Go through the records below and copy out every line that contains the word "heading".

= = =

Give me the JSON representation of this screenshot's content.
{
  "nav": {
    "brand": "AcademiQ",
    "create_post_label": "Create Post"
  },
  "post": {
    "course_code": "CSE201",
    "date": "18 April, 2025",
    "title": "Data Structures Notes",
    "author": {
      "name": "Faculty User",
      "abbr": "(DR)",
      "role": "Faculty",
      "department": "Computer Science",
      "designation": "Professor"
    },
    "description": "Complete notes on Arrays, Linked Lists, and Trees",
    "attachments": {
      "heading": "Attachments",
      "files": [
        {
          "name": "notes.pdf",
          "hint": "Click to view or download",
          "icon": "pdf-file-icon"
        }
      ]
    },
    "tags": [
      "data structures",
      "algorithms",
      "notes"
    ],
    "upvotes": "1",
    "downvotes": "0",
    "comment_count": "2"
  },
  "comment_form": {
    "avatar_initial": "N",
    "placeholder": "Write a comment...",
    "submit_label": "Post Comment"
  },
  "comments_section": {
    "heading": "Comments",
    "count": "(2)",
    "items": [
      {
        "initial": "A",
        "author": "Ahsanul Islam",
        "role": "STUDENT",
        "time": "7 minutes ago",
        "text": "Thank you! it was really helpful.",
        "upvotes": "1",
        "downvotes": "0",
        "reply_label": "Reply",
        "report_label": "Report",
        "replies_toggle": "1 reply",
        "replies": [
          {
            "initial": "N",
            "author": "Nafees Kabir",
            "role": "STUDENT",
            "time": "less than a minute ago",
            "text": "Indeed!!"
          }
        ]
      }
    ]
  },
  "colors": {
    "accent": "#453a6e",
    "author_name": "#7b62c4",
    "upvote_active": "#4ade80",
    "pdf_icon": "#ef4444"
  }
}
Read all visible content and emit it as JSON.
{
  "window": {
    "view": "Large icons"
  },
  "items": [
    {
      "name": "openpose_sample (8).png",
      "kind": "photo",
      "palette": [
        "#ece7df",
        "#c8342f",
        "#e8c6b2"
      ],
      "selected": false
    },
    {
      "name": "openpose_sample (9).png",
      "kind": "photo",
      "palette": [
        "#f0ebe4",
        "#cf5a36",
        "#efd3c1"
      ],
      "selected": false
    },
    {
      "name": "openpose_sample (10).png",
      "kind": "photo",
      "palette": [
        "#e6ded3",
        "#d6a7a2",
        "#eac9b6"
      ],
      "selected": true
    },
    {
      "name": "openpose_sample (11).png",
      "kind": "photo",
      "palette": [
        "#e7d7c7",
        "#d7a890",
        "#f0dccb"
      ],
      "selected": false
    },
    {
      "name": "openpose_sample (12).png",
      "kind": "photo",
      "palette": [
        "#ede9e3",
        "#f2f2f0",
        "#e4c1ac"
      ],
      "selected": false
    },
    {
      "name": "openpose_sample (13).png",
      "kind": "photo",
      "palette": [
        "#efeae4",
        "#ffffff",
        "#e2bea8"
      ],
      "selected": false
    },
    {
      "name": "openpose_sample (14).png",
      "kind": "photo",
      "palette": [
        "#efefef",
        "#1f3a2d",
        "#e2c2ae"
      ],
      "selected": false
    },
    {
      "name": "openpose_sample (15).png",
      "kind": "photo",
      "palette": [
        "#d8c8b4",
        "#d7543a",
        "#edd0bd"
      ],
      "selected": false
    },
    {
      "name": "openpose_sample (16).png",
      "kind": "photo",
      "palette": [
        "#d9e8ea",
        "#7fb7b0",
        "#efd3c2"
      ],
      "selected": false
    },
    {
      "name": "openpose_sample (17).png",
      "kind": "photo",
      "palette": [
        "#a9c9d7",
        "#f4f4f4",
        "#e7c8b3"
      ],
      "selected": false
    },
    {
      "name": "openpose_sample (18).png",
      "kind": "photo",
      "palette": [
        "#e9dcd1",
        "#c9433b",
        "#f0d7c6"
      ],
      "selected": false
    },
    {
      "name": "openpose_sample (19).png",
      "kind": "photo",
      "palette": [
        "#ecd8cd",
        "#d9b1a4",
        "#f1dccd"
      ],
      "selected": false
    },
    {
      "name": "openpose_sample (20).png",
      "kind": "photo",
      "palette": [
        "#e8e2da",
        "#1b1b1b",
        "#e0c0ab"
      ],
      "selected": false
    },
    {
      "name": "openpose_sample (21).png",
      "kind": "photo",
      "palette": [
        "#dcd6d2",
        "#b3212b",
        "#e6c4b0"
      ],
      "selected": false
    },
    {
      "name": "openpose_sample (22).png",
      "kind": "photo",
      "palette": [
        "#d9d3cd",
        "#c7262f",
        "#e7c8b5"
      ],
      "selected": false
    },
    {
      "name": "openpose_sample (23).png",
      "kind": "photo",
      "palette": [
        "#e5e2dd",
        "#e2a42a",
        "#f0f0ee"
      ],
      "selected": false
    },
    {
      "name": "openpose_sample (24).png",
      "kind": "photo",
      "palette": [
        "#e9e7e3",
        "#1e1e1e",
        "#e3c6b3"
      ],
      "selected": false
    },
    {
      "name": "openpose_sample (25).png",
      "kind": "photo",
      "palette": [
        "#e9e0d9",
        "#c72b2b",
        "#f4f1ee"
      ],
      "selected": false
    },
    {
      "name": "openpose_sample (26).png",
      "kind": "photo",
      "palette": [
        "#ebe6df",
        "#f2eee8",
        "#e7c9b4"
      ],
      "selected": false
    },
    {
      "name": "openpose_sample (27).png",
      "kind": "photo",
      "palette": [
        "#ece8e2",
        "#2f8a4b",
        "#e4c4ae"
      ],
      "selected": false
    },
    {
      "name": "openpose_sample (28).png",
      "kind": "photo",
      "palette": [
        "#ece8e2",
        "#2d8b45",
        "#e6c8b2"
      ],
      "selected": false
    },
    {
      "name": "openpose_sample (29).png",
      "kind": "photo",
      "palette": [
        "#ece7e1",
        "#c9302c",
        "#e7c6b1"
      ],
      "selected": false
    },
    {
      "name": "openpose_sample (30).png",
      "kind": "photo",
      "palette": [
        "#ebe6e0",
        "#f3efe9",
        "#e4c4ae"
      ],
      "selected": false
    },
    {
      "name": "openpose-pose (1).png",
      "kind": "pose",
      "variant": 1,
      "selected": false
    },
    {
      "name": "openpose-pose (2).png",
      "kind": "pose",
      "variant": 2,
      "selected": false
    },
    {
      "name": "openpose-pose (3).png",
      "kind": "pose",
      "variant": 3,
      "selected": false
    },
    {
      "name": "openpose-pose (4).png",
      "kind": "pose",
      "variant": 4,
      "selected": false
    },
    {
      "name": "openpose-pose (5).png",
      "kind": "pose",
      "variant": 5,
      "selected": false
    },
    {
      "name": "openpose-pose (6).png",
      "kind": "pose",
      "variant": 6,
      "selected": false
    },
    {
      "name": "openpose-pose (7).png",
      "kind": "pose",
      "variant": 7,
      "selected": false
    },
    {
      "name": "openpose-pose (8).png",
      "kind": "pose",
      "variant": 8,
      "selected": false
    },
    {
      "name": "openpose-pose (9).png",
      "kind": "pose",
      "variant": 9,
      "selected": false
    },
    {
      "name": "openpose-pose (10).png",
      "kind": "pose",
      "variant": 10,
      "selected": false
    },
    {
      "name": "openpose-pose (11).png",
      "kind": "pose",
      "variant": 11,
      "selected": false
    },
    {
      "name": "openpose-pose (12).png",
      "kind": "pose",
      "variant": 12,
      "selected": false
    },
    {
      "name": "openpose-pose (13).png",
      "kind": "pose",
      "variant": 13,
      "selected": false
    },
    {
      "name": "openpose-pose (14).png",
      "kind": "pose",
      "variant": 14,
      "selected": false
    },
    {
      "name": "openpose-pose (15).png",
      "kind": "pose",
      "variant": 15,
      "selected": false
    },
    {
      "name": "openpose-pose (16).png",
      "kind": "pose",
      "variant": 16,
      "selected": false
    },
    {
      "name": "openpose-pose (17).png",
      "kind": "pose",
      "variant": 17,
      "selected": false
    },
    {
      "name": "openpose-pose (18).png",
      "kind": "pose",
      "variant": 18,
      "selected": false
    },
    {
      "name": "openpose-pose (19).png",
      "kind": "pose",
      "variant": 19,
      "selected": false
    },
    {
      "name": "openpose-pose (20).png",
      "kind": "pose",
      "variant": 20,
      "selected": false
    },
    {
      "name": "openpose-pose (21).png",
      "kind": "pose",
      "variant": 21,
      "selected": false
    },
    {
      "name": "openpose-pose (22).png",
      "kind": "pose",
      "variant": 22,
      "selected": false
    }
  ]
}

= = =

SOLUTION:
      "heading": "Attachments",
    "heading": "Comments",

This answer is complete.